> WORK ORDER
Below are records; count how many of their lines contain the string "heading", and give only that number.

Entries from a dataset of interfaces
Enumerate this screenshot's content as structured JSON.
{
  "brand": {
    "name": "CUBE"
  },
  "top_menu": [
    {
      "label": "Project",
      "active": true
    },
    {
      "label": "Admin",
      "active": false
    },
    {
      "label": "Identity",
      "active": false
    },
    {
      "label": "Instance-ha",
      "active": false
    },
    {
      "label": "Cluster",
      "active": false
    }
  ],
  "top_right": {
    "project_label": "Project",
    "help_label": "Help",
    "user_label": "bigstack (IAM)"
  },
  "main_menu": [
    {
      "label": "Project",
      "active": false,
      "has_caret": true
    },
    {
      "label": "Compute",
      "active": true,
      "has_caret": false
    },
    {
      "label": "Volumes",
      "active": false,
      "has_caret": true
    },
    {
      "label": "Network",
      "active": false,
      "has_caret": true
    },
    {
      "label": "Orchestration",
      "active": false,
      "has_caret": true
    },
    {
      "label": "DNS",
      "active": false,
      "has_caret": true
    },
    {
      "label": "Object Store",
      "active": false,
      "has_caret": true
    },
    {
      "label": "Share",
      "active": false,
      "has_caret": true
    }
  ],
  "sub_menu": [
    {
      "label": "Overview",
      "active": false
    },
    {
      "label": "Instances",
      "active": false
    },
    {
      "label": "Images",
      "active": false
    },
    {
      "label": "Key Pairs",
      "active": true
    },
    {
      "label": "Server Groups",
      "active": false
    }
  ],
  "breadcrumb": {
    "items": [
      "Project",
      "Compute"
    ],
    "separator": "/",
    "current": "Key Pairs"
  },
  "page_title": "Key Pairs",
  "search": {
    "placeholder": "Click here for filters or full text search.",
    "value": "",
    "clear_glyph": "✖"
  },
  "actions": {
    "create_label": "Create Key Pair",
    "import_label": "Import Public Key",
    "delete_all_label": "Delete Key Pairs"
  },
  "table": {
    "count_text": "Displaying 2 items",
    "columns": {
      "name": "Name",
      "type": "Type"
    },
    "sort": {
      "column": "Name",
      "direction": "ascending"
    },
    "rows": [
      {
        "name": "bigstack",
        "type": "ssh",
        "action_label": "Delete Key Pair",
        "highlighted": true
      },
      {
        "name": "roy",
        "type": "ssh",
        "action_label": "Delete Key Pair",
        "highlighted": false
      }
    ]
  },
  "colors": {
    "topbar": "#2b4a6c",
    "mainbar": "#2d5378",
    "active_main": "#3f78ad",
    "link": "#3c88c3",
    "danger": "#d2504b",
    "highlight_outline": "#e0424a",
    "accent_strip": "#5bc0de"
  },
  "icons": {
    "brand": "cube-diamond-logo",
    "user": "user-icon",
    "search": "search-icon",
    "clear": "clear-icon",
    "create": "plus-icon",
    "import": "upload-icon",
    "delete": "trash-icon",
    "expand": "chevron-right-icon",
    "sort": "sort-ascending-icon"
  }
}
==
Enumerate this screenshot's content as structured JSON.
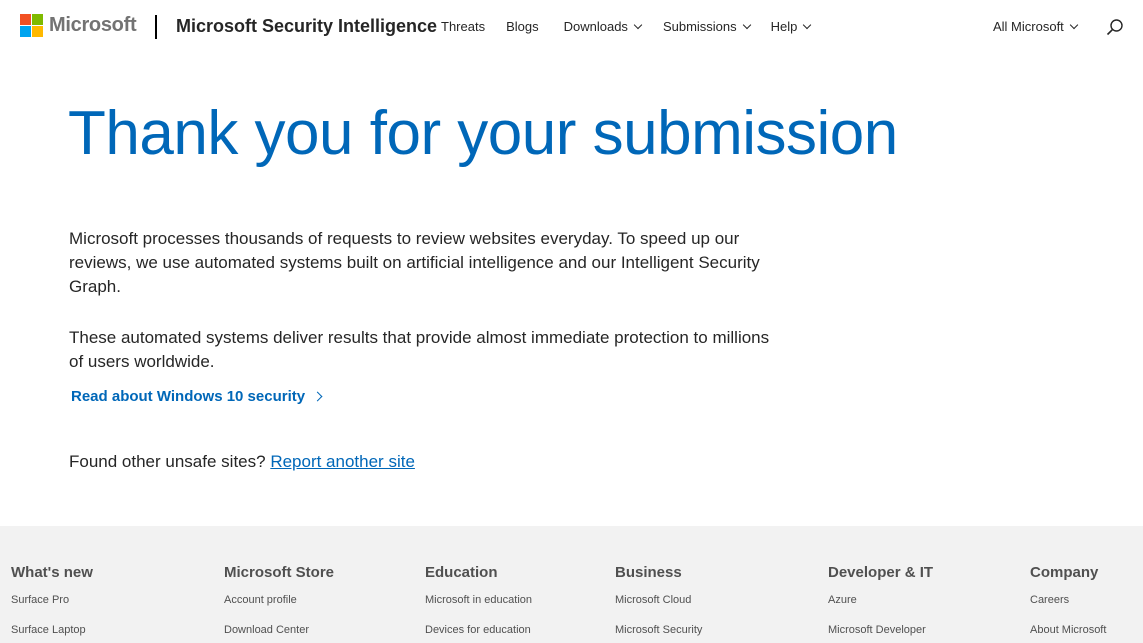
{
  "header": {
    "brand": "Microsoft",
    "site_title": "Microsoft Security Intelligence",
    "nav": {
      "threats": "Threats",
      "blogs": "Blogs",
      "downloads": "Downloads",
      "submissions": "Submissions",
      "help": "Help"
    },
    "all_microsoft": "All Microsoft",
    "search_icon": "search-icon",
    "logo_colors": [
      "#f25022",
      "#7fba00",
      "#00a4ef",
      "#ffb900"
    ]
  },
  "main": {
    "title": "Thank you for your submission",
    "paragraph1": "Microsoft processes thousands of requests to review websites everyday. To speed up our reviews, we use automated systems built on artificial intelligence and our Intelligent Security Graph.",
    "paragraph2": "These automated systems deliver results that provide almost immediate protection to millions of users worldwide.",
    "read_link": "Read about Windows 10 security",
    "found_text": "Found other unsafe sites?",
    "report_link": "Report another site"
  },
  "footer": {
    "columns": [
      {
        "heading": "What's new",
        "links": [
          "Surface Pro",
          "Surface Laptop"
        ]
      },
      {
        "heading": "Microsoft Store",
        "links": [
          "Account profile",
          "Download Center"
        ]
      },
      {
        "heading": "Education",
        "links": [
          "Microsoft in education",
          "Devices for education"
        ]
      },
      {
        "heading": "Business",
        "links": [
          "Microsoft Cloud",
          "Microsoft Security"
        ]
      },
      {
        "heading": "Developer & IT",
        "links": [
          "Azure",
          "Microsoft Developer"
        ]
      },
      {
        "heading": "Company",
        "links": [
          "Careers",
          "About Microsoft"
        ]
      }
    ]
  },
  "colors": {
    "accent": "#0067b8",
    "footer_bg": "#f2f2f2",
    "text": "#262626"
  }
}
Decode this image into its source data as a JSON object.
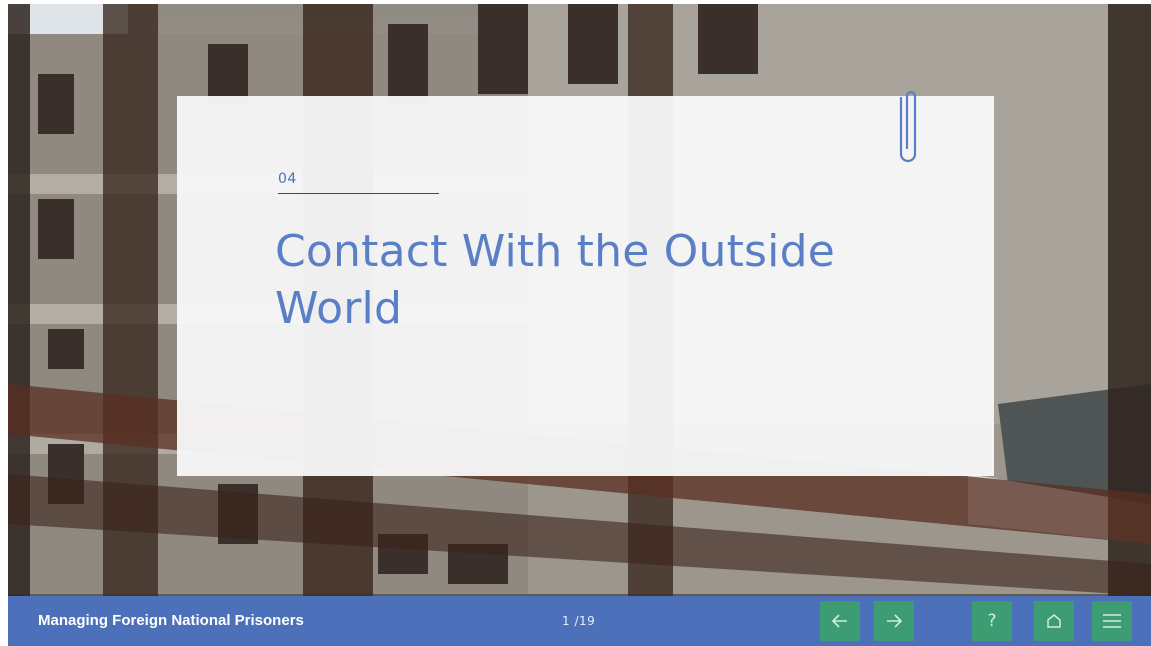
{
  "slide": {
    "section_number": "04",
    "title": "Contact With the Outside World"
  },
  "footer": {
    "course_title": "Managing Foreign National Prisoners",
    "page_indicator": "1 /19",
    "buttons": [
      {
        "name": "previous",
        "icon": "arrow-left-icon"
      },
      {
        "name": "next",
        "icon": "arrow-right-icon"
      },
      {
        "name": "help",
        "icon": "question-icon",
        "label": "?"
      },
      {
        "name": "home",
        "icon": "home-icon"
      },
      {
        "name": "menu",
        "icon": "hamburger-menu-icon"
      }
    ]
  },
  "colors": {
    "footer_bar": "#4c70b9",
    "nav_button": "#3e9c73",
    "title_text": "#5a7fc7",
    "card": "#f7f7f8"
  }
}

> RESPONSE BOX
6